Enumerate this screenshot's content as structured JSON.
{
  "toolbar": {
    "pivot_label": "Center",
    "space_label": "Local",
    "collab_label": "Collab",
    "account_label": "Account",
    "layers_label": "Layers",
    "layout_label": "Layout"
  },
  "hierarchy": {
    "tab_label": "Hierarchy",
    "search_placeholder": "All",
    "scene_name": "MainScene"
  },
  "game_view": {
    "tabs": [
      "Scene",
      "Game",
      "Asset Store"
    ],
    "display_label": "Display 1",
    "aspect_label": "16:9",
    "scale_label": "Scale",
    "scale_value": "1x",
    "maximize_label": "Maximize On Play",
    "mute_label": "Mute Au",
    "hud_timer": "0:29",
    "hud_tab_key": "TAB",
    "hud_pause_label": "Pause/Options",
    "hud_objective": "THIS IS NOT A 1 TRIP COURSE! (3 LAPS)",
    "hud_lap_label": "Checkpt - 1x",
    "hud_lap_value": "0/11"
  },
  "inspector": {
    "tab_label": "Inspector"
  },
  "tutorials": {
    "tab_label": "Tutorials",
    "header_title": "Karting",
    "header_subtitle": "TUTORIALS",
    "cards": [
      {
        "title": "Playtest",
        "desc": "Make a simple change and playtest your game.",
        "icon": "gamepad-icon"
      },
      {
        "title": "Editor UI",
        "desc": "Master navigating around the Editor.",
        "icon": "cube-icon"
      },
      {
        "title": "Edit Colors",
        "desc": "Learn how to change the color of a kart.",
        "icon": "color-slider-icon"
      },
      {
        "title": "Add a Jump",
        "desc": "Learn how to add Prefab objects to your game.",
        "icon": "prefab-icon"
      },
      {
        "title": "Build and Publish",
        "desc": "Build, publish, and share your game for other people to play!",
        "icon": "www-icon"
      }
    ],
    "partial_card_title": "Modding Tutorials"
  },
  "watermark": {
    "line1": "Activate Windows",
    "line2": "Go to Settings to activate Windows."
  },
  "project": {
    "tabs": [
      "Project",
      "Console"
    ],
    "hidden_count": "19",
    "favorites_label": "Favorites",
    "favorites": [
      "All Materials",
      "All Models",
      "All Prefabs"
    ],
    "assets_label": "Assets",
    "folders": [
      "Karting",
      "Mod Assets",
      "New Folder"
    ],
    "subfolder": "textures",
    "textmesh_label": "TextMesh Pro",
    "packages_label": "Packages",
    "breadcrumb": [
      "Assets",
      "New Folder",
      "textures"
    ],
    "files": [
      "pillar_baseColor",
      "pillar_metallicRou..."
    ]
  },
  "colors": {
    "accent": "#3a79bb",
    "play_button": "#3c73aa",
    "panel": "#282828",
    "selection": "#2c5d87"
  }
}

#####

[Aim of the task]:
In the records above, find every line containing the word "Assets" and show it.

[The completed task]:
    "assets_label": "Assets",
      "Mod Assets",
      "Assets",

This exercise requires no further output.